Wednesday was my last day. I took myself off to the gold and spice souks in the morning - just a short walk from my hotel. Basically, they consist of a lot of shops selling gold. Or spices. I just wandered along the gold souk and in the spice souk - an older more interesting market - I smelled the wonderful spices and asked all about them. And ended up buying cashew nuts.

I was then accosted by an Emirati chap to go and look at the Dubai Muncipality Museum - a free video basically on the growth of Dubai and a look at some documents and the old Sheik's desk. Unfortunately, I then had to endure the attentions of this older man and his offers to show me the Emirates in his car... oh dear Lord. After explaining that I was leaving that day he eventually stopped trying to hug me and let me leave, but not before I had had a cup of Arabic tea. Hmmmm...

So then it was back to the hotel to check out before 12pm - and then just 14 hours til my flight. So I did what I do best. And went shopping. I decided to go back to Deira City Centre mall which I was told would be about a 25AED ride (three quid). So I decided to take the bus (1.5 AED).

The bus station wasn't far and after asking which buses I could take (6 or 27), I sat and patiently waited. And waited. The buses were not arriving for those routes. I waited some more at number 6 stop. Then I saw a 27 pull up and raced across the station. It parked. The driver got out and disappeared. I had been waiting 40 minutes by this time.

There then ensued a dance between the two bus stops for about another half an hour. Or maybe more who knows. I missed the 6 and ended up on the 27. But at least I was on the bus - and sat in the ladies section - which I highly approved of.

I then spent a very pleasurable however many hours shopping, watching a terrible French comedy at the cinema, drinking hot chocolate and then waiting for 40 minutes for a taxi back (which ended up costing me just 10 AED).

Then to the airport and to fly to Perth. I had a full three seats to myself on the plane. I arrived. I was met by Tanu, a lovely Perthian lady who was a coordinator for Travel to Teach in Thailand, who brought me to my hostel - Britannia in Northbridge.

I was reunited with Danielle and we all went for pasta and then a few drinks.

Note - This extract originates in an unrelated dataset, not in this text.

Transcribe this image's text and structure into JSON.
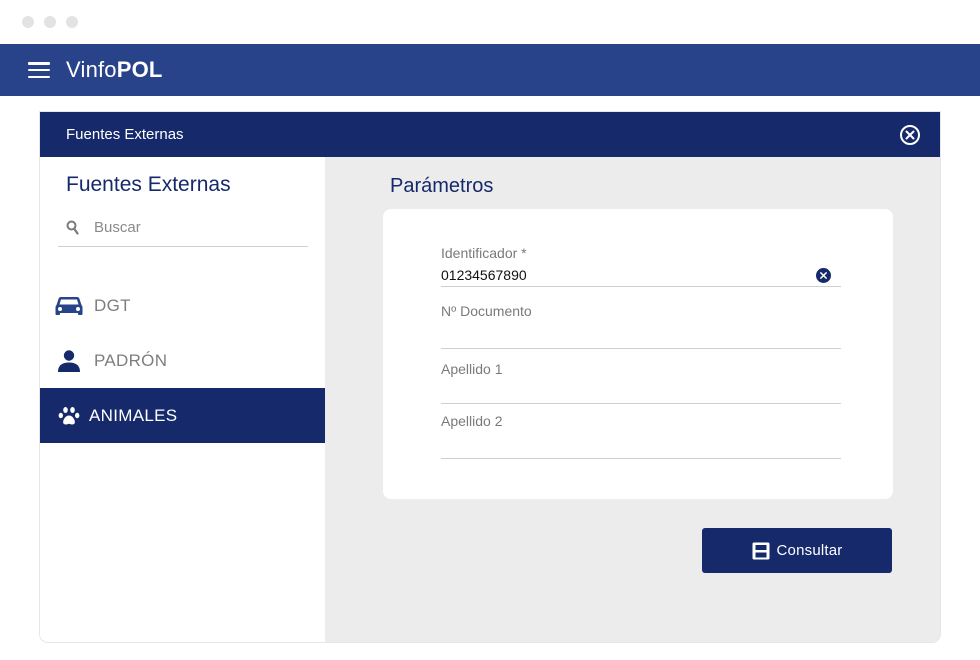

Since then, I have explored a little, bought a few essentials, slept a lot, eaten a lot and drunk a fair amount. We hit a club called Black Betty's on Friday night and then rolled in some leaves in the nearby park (I'm not joking) and last night, we had a few drinks in the hostel courtyard after a day shopping for clothes (for Danielle), listening to our iPods in the park and sitting by Swan River.

People are very friendly here - it's not Melbourne, or Sydney and the vibe is very different. Shops don't open on a Sunday. Weird. But it seems very nice and I'll daresay I'll have something proper to write about it very, very soon.

Below is Danielle and me doing our 'deer caught in headlights' pose. In the leaves. In the park.

Labels: , , , , , , , , , , ,